The objects are then imported into ARCHICAD, and again there are some options to you have to decide upon as you progress:
It almost goes without saying, and there aren’t many clicks before the window is in the ARCHICAD file directory:
Here you can set very few options, but also see some of the data that is included in the import from Revit. Then just put the window in a wall:
It works fine, but there may be slightly different problems with the geometry, such as a small distance between the window and the wall, which can be difficult to live with. On the plan, the window's icon is also a little poor:
Generally speaking, there are a number of challenges by opening and saving Revit files directly in ARCHICAD. It’s only the 3D model's geometry that is brought over and not the drawings. One can either open and save the entire 3D model, which results in a really nice geometry, but where everything becomes GDL objects in ARCHICAD or "Masses" in Revit - or you can also import Revit Families individually, where windows and doors are categorized correctly, but only partially displayed correctly in the model.
The quality of the exchange is thus greater using IFC or GDL objects specifically developed for ARCHICAD. So this new plugin does not change anything about the fact that cross-disciplinary exchanges should still be the IFC and that manufacturers still need to develop BIM objects for both Revit and ARCHICAD. - But if one day you find that you only have access to the Revit file, then there is now a solution that actually works at a reasonable level.
Some of the benefits of IFC rather than direct translation of Revit files are:
- Parametric components
- Objectives that follow the objects
- Information on constructions, eg. carrying capacity and composite building parts
- The structure of the building parts, such as. that a window belongs to a wall
- The ability to filter the contents of the model upon import
- Control of the model's zero point with the "Survey Point" object
- Translation of the module network
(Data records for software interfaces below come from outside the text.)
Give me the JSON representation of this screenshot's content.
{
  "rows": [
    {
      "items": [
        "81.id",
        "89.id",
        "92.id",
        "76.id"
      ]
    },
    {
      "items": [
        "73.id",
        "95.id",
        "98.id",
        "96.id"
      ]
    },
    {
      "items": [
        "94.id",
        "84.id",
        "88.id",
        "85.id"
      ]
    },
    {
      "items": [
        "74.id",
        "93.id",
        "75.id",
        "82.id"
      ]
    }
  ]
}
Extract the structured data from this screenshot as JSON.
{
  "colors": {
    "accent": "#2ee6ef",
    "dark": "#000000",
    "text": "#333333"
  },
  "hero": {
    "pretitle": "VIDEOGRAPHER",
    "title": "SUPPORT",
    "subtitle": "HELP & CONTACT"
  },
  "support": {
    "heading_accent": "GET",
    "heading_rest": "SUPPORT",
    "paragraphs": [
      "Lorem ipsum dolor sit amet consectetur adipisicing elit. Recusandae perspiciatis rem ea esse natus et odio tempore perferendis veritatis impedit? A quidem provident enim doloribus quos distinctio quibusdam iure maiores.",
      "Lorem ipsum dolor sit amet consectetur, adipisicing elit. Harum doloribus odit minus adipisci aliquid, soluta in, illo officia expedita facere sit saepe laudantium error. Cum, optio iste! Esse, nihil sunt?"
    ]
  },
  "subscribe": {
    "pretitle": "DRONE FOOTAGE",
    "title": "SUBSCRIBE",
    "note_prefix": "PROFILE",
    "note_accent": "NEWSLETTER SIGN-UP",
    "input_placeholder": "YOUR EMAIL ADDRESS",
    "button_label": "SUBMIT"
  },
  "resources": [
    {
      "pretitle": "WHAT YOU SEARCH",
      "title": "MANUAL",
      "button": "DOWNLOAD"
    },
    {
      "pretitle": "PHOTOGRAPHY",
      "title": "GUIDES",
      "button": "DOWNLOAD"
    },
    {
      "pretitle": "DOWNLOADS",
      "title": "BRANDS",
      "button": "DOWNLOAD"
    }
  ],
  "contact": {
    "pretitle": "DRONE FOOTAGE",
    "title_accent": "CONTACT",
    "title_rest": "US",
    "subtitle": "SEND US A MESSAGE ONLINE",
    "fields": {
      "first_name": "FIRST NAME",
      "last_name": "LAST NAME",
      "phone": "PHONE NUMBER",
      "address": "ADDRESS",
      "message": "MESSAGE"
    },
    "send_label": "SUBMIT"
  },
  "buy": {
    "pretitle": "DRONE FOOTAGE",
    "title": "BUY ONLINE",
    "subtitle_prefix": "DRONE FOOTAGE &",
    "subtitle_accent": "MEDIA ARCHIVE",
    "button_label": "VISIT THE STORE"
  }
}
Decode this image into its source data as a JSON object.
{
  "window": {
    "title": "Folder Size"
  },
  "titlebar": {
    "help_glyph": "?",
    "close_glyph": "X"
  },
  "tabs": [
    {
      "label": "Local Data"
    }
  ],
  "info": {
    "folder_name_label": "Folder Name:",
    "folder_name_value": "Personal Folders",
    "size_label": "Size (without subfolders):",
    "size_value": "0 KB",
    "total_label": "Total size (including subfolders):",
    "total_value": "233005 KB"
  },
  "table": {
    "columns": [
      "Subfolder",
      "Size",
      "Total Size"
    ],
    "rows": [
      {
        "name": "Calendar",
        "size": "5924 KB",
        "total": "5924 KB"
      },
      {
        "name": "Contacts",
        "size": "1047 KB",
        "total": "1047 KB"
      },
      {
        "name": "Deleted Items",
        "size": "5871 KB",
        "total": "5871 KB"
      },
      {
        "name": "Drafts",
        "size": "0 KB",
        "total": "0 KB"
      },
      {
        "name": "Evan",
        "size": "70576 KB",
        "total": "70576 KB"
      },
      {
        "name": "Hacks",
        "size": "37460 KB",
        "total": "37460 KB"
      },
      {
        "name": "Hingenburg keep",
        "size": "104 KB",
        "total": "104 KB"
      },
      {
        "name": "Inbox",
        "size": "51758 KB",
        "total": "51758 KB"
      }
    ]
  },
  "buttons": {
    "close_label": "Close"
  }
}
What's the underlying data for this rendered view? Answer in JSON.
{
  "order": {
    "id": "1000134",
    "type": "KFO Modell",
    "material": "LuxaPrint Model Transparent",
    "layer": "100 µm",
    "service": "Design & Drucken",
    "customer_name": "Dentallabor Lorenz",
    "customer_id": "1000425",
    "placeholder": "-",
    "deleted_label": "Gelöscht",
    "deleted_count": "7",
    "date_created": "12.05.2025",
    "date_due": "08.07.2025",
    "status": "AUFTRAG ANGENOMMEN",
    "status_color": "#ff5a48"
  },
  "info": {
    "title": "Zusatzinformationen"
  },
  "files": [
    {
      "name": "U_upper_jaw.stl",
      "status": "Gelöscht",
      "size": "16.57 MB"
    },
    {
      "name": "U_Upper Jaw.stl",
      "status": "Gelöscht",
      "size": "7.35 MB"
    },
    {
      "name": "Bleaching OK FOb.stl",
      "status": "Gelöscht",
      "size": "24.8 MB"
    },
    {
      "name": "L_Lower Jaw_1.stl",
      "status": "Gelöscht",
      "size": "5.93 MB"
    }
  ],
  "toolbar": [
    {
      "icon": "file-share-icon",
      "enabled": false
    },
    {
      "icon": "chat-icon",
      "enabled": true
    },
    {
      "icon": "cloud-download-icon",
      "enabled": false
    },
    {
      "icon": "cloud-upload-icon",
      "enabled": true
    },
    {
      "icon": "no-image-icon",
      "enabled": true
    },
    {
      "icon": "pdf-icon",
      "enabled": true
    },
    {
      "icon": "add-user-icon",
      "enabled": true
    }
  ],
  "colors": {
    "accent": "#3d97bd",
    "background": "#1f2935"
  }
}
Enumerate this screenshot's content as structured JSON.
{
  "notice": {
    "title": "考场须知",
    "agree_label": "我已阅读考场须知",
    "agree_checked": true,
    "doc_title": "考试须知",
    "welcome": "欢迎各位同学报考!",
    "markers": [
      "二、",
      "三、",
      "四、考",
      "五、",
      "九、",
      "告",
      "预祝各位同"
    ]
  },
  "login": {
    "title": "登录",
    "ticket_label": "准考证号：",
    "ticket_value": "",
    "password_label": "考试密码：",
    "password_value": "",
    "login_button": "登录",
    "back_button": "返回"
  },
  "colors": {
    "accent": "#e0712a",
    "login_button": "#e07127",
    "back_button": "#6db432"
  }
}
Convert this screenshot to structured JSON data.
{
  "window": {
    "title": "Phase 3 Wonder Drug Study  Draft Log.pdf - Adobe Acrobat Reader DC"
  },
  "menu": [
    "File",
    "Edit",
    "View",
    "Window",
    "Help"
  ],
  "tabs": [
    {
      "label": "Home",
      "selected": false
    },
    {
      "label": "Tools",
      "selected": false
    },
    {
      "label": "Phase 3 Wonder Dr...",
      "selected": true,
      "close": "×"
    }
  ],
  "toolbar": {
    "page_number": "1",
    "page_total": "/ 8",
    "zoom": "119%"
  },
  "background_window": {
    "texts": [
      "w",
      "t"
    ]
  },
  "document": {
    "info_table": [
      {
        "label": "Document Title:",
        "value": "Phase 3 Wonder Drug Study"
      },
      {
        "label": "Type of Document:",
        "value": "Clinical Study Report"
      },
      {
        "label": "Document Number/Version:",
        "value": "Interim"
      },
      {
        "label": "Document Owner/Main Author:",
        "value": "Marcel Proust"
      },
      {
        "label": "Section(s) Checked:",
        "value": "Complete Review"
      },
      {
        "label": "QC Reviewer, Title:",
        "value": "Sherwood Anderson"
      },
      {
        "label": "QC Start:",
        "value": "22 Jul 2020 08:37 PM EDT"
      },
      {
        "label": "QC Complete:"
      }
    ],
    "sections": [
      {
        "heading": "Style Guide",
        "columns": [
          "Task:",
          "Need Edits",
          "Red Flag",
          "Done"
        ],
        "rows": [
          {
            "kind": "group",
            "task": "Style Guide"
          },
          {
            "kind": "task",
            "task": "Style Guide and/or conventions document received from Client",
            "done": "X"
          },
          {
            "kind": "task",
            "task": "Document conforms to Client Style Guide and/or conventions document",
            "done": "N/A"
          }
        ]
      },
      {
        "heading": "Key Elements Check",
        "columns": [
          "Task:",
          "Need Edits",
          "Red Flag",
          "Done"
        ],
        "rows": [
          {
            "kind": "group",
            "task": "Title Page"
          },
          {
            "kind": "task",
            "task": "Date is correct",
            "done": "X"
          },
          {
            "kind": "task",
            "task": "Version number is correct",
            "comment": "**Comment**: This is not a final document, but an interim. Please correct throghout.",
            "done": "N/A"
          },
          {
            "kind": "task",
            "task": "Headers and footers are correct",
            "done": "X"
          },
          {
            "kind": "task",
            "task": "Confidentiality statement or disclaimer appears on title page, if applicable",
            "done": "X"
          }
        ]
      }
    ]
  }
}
Another reason for continuing to adhere to the IFC is that Autodesk does not document how their file format works. This means that the Open Design Alliance has tried to develop their own translator until they have found a solution that works. Therefore, the RVT / RFA conversion will always be a version after the latest Revit version, and you won’t be able to guarantee that this will work in the future. Who knows if BIM6x will continue to invest in the development of a Revit translator and whether it remains a free solution? Conversely, it’s also possible that the Open Design Alliance will be better and better at translating Revit files, so that the quality, property data and object types will improve in the future. - Imagine if the drawings can be translated one day, then Sheets in Revit become Layouts in ARCHICAD with all the graphics correctly translated!
So nothing has changed. It is still the IFC that is the current standard for exchange between Revit and ARCHICAD. Manufacturers should still make specific BIM objects for both Revit and ARCHICAD. ARCHICAD is still at thefront of the field when it comes to managing a wide variety of software-specific (proprietary) file formats, such as RVT (Revit), RFA (Revit Families), 3DM (Rhino), SKP (Sketchup), 3DS (3DStudio), Artlantis, Google Earth, DWG (AutoCAD) and DGN (Microstation). ARCHICAD is still one of the very best BIM programs in terms of being able to import and export files in open standards, such as IFC, DXF, PDF, JPEG, TIFF, MGEP, MPEG4, PNG and GIF. Not to mention that ARCHICAD can save to previous versions of its own file format. - Anything that makes life easier for users!